=== Begin Enclosure ===
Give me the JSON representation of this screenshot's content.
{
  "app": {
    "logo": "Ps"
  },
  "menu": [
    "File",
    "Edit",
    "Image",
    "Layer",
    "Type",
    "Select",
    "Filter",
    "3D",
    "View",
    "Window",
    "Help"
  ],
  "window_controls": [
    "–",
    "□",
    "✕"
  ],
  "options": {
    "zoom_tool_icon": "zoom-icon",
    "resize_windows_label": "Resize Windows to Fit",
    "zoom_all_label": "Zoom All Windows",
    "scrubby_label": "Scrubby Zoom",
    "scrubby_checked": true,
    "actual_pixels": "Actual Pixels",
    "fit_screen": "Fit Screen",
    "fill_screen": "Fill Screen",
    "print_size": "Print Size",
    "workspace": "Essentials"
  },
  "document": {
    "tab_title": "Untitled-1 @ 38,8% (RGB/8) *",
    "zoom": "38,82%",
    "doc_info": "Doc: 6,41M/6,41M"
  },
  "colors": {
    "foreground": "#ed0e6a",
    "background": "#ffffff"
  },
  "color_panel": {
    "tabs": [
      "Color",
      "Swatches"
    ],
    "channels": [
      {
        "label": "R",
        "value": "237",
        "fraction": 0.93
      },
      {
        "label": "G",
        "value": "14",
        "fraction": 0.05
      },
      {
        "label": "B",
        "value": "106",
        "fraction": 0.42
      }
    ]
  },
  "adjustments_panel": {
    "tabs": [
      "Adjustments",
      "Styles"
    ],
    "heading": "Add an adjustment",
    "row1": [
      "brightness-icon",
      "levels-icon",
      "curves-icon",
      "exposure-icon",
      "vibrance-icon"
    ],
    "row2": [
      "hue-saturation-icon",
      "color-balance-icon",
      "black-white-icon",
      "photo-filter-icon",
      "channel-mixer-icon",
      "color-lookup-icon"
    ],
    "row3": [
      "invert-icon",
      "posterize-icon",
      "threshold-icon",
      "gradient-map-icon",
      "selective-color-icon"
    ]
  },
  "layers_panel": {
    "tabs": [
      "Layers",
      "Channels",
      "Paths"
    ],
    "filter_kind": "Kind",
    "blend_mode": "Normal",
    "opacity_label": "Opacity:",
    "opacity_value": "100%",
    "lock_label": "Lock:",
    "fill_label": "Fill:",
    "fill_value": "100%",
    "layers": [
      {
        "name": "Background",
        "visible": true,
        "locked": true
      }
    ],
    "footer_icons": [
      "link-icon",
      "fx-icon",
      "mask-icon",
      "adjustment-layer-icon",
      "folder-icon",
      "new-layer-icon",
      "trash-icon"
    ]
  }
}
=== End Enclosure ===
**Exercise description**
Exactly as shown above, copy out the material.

**Exercise solution**
Give me the JSON representation of this screenshot's content.
{
  "app": {
    "logo": "Ps"
  },
  "menu": [
    "File",
    "Edit",
    "Image",
    "Layer",
    "Type",
    "Select",
    "Filter",
    "3D",
    "View",
    "Window",
    "Help"
  ],
  "window_controls": [
    "–",
    "□",
    "✕"
  ],
  "options": {
    "zoom_tool_icon": "zoom-icon",
    "resize_windows_label": "Resize Windows to Fit",
    "zoom_all_label": "Zoom All Windows",
    "scrubby_label": "Scrubby Zoom",
    "scrubby_checked": true,
    "actual_pixels": "Actual Pixels",
    "fit_screen": "Fit Screen",
    "fill_screen": "Fill Screen",
    "print_size": "Print Size",
    "workspace": "Essentials"
  },
  "document": {
    "tab_title": "Untitled-1 @ 38,8% (RGB/8) *",
    "zoom": "38,82%",
    "doc_info": "Doc: 6,41M/6,41M"
  },
  "colors": {
    "foreground": "#ed0e6a",
    "background": "#ffffff"
  },
  "color_panel": {
    "tabs": [
      "Color",
      "Swatches"
    ],
    "channels": [
      {
        "label": "R",
        "value": "237",
        "fraction": 0.93
      },
      {
        "label": "G",
        "value": "14",
        "fraction": 0.05
      },
      {
        "label": "B",
        "value": "106",
        "fraction": 0.42
      }
    ]
  },
  "adjustments_panel": {
    "tabs": [
      "Adjustments",
      "Styles"
    ],
    "heading": "Add an adjustment",
    "row1": [
      "brightness-icon",
      "levels-icon",
      "curves-icon",
      "exposure-icon",
      "vibrance-icon"
    ],
    "row2": [
      "hue-saturation-icon",
      "color-balance-icon",
      "black-white-icon",
      "photo-filter-icon",
      "channel-mixer-icon",
      "color-lookup-icon"
    ],
    "row3": [
      "invert-icon",
      "posterize-icon",
      "threshold-icon",
      "gradient-map-icon",
      "selective-color-icon"
    ]
  },
  "layers_panel": {
    "tabs": [
      "Layers",
      "Channels",
      "Paths"
    ],
    "filter_kind": "Kind",
    "blend_mode": "Normal",
    "opacity_label": "Opacity:",
    "opacity_value": "100%",
    "lock_label": "Lock:",
    "fill_label": "Fill:",
    "fill_value": "100%",
    "layers": [
      {
        "name": "Background",
        "visible": true,
        "locked": true
      }
    ],
    "footer_icons": [
      "link-icon",
      "fx-icon",
      "mask-icon",
      "adjustment-layer-icon",
      "folder-icon",
      "new-layer-icon",
      "trash-icon"
    ]
  }
}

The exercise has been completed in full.